“That pressure is not going to go away,” he added. “There will be a bill at some point that will basically seek to say ‘we’re paying for it, we want some of the benefits to be local’.”
Another proposal not specific to the offset program would exempt the transportation sector that is scheduled to be phased into the cap-and-trade program in 2015 from its grasp by instead implementing a carbon tax on fuels. While the odds of the proposal making it into law are not strong, that bill if adopted would have a dramatic impact on the offset market because removing the transportation sector would have the effect of turning a market that is projected to be short into one that could be oversupplied by a factor of two, Templeman said. The mere proposal is problematic because “even if the bills themselves die, there are reasons these bills come up,” he said.
And then, of course, there are the so-called buyers’ liability provisions of California’s cap-and-trade program, which allows the ARB to invalidate offsets that the agency deems problematic and forces the buyers of these offsets to take responsibility for replacing them. The risk adds to the cost of buying offsets and makes them a less attractive option for smaller entities, Templeman said.
“You really have to be over a certain size before it really makes a lot of sense in today’s current market design,” he said, adding that he expects products to emerge during the second and third compliance periods that will address the invalidation risk for a cost.
Other concerns that have kept smaller entities out of the market, including the potential of getting stuck with offsets they did not need to purchase, should subside after the first few years of the program, Bartholomy said.
“I think that fear will recede as the market continues to demonstrate success,” he said.
Aside from adopting protocols from SMUD’s list of potential candidates, the ARB could also amend their rules to maximize the supply generated from the protocols already eligible. The costs of verifying the emissions reductions generated by livestock projects, for example, under current ARB rules are so high that they essentially exclude more than 95% of the dairies in the United States from participating in the program, Six said.
And the ARB could revisit voluntary offset protocols that it has previously rejected, such as pneumatic valves in the oil and gas sector, nitric acid production and organic waste digestion, in part because of the view that some of these activities are already regulated even if the specific emissions reductions associated with them do not fall under the carbon cap, Bartholomy said.
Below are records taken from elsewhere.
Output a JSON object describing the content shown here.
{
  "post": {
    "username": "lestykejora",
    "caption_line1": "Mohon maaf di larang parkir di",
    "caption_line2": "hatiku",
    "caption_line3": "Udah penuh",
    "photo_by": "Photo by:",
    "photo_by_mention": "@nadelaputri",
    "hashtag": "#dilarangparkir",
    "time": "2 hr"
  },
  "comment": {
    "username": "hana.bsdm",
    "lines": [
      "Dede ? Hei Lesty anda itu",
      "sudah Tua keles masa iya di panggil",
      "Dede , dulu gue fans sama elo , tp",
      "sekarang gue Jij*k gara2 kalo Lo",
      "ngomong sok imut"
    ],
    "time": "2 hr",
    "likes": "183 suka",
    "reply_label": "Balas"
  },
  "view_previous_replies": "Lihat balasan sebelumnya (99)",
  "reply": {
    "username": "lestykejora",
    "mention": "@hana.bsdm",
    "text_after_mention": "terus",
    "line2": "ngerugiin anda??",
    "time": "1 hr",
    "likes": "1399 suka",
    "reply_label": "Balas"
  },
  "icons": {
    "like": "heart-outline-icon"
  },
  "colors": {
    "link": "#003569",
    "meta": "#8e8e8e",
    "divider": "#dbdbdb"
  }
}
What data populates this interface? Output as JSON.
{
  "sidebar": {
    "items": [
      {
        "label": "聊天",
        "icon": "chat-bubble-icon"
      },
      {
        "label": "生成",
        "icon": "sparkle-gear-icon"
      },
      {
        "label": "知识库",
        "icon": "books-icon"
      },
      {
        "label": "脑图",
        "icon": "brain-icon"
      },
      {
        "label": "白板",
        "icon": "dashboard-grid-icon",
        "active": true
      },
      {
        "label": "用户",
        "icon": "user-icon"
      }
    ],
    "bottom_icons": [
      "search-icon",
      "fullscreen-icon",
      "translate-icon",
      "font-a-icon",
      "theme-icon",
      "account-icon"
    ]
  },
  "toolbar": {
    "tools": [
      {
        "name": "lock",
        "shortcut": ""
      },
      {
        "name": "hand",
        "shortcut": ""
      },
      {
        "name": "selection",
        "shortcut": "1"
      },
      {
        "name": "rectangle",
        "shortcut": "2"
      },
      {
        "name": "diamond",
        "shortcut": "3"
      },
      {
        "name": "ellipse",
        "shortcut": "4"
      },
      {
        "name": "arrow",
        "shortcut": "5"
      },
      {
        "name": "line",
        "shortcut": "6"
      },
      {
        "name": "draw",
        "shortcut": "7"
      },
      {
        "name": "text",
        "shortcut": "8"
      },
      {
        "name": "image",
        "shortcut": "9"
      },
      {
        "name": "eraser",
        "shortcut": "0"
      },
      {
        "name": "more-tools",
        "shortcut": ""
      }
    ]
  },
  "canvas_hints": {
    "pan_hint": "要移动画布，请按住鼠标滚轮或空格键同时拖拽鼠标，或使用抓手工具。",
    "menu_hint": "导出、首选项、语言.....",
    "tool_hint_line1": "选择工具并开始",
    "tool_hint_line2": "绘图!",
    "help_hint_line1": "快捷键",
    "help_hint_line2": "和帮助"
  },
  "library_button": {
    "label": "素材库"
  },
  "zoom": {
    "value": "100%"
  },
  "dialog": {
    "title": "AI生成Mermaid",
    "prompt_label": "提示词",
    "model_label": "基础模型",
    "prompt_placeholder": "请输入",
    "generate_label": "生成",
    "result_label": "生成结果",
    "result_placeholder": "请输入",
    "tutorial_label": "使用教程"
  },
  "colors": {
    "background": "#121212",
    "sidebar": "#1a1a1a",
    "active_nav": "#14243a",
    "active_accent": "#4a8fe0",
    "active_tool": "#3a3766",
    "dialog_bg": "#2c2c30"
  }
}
“Unfortunately, the logic behind that is still kind of murky,” he said. “I think we can hold out some hope that maybe if there is a shortage they may be willing to expand the offset supply.”